Those I-502 businesses lucky enough to secure a bank account will find most banks and credit unions require I-502 businesses to use an armored car carrier for deposit of their currency. This is due in part to internal risk-reduction policies and underwriter requirements implemented to mitigate the possibility of robbery when deposits are being made. Banks and credit unions may dictate use of a preferred carrier or allow your choice of carriers, provided the financial institution vets them.
When using an armored car carrier, there are multiple nuances an I-502 business owner should be aware of. Namely, due to global underwriter standards, all armored car guards must be armed at all times, whether or not they are transporting liabilities, and whether or not they are on the ground or in the vehicle.
This complicates the hand-off currency rule, where guards require a secure area out of sight to take receipt of the currency and then transfer it to the armored vehicle. These pickups and drop-offs also need to be randomized at varying days and times to prevent robbery attempts.
Each armored car’s security team also needs to be proportional in size with training and defenses to the quantity of currency being transported and the level of security that the secure transaction area offers. Each of these factors must be considered and properly addressed by a quality armor car company, from policy, to plan and, through practice.
Those who choose not to hire armored car carriers should consult a security company to ensure they take every precaution possible to minimize danger.
These include but are not limited to: varying routes, vehicles, times and days, as well as calling ahead to banks and Department of Revenue branches to arrange a secure time and location for payments. While this is a viable alternative, it is strongly recommended that all your cash transactions be conducted either via a banking system or armored car carrier, especially for cash transactions of $50,000 or more.

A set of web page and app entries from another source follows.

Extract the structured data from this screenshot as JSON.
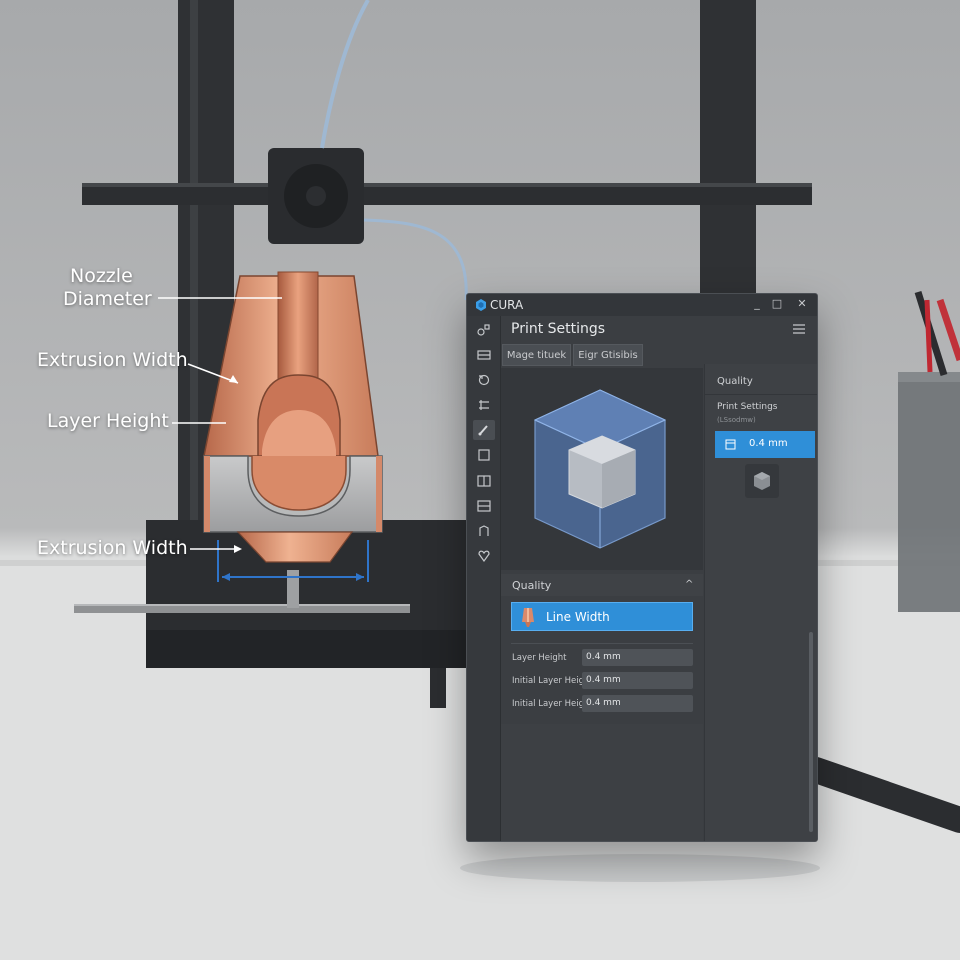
{
  "diagram": {
    "labels": {
      "nozzle_diameter_line1": "Nozzle",
      "nozzle_diameter_line2": "Diameter",
      "extrusion_width_top": "Extrusion Width",
      "layer_height": "Layer Height",
      "extrusion_width_bottom": "Extrusion Width"
    }
  },
  "window": {
    "app_title": "CURA",
    "minimize": "_",
    "maximize": "□",
    "close": "✕"
  },
  "print_settings": {
    "title": "Print Settings",
    "tabs": [
      "Mage tituek",
      "Eigr Gtisibis"
    ],
    "tool_icons": [
      "scale-icon",
      "layers-icon",
      "rotate-icon",
      "move-icon",
      "brush-icon",
      "square-icon",
      "book-icon",
      "support-icon",
      "mirror-icon",
      "gear-heart-icon"
    ],
    "quality_section": {
      "header": "Quality",
      "selected_item": "Line Width",
      "rows": [
        {
          "label": "Layer Height",
          "value": "0.4 mm"
        },
        {
          "label": "Initial Layer Height",
          "value": "0.4 mm"
        },
        {
          "label": "Initial Layer Height",
          "value": "0.4 mm"
        }
      ]
    },
    "right_panel": {
      "header": "Quality",
      "settings_label": "Print Settings",
      "settings_sub": "(LSsodmw)",
      "selected_value": "0.4 mm"
    }
  },
  "colors": {
    "accent": "#2f8fd8",
    "panel": "#3b3e42",
    "copper": "#c8795a"
  }
}
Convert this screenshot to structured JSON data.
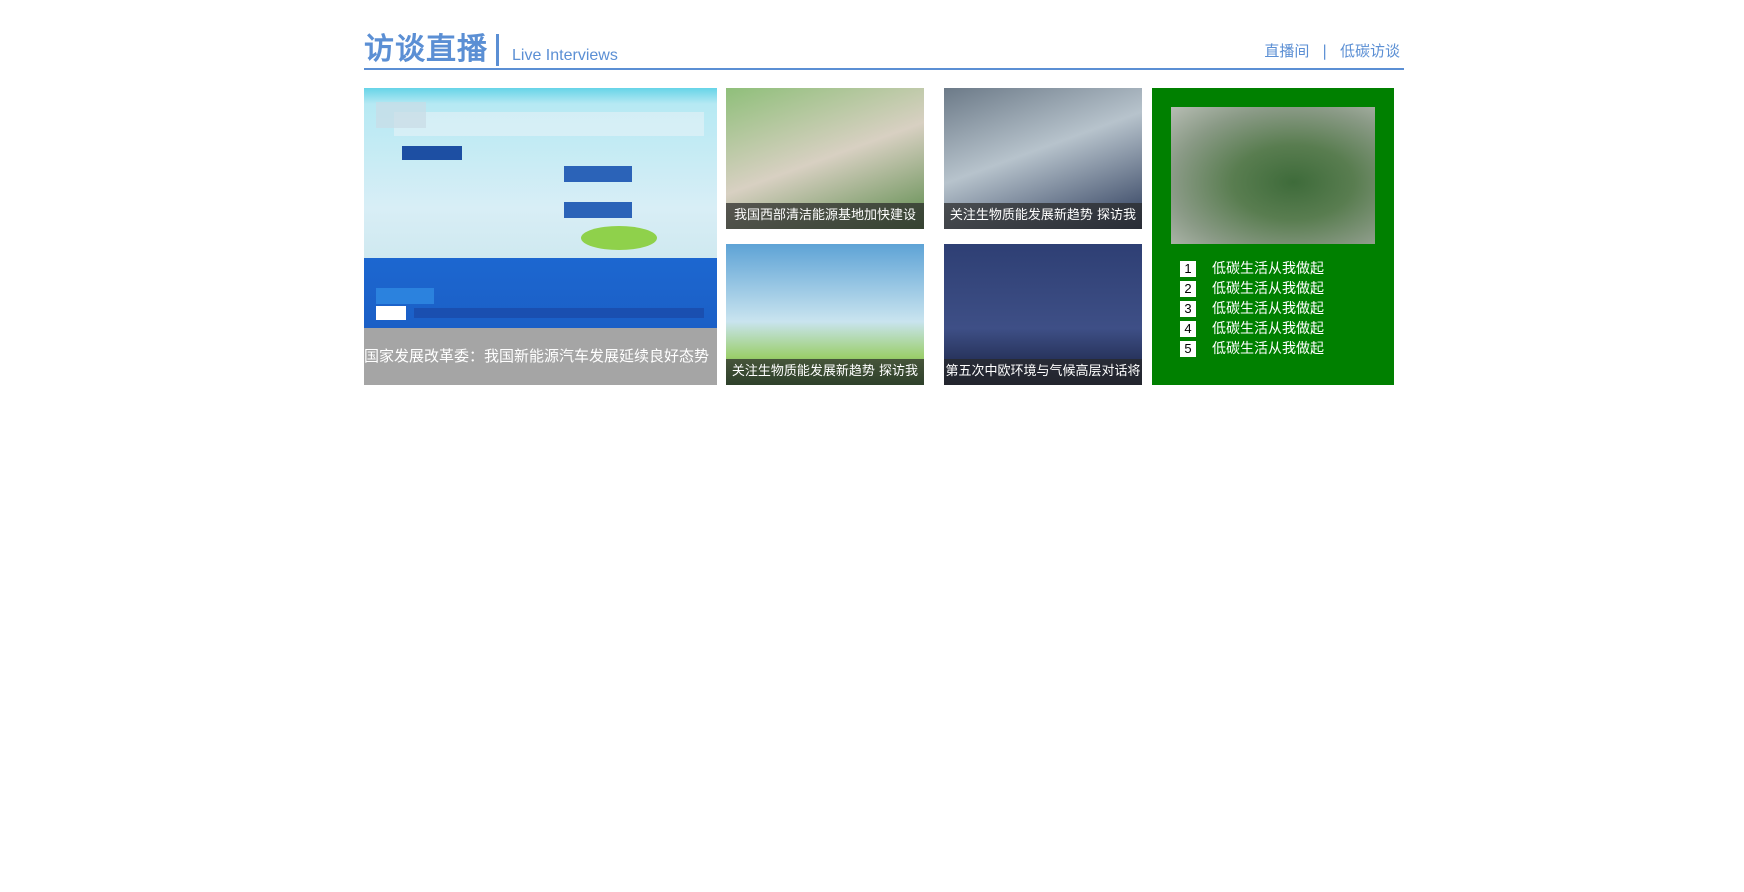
{
  "header": {
    "title": "访谈直播",
    "subtitle": "Live Interviews",
    "links": [
      "直播间",
      "低碳访谈"
    ],
    "separator": "|"
  },
  "feature": {
    "caption": "国家发展改革委：我国新能源汽车发展延续良好态势"
  },
  "thumbs": [
    {
      "caption": "我国西部清洁能源基地加快建设"
    },
    {
      "caption": "关注生物质能发展新趋势 探访我"
    },
    {
      "caption": "关注生物质能发展新趋势 探访我"
    },
    {
      "caption": "第五次中欧环境与气候高层对话将"
    }
  ],
  "sidebar": {
    "items": [
      {
        "num": "1",
        "label": "低碳生活从我做起"
      },
      {
        "num": "2",
        "label": "低碳生活从我做起"
      },
      {
        "num": "3",
        "label": "低碳生活从我做起"
      },
      {
        "num": "4",
        "label": "低碳生活从我做起"
      },
      {
        "num": "5",
        "label": "低碳生活从我做起"
      }
    ]
  },
  "colors": {
    "accent": "#5b8fd4",
    "sidebar_bg": "#008000",
    "caption_bg": "#a5a5a5"
  }
}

These should be handled by an armored car carrier, due to the high risk of robbery and loss.
Andrew Kelly and Zak Vdolek are co-founders of SCAR, a private security company providing service to the cannabis industry in Washington.